Global environmental challenges
But there may be a silver lining even to the worst storm clouds; hurricanes and typhoons may help — at least a bit – to slow global warming by washing huge amounts of leaves, branches, tree trunks, roots and soil into the ocean, according to research in the journal Nature Geoscience. Read a story about the findings here.
Plants soak up carbon dioxide – a non-toxic heat-trapping gas that is building up fast in the atmosphere because of human emissions of greenhouse gases – as they grow and release the stored carbon when they rot or burn.

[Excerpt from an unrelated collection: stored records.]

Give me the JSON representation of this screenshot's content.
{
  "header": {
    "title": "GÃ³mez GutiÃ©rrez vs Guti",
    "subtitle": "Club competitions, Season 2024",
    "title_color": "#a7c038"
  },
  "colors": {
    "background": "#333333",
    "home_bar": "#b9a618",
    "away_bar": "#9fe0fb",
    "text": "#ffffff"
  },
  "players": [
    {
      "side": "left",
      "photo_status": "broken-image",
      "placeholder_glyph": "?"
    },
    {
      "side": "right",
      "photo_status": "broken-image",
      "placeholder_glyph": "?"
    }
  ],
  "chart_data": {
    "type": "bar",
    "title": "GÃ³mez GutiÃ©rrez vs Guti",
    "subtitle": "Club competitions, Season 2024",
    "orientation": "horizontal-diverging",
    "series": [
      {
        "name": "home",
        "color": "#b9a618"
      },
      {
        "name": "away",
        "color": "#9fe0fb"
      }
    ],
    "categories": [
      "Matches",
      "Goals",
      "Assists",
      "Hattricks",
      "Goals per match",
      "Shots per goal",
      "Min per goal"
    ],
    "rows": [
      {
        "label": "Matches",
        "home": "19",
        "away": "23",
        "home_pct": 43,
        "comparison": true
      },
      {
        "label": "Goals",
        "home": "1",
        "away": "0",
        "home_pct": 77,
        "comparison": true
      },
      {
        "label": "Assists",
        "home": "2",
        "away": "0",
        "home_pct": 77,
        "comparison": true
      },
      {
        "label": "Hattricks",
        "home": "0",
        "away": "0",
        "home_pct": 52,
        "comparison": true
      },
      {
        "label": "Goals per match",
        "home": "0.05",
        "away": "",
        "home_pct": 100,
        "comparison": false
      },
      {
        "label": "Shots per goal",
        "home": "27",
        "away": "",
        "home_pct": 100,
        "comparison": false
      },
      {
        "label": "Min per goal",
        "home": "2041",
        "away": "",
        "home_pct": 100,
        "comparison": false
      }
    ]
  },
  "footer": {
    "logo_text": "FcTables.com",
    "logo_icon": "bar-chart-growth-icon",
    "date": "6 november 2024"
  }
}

The study in Taiwan showed that torrential rains during typhoon Mindulle in 2004 washed perhaps 0.05 percent of all carbon stored on hillsides out to sea — mixed with other debris it sinks to the seabed where it is quickly buried, trapping carbon which would otherwise be released into the atmosphere.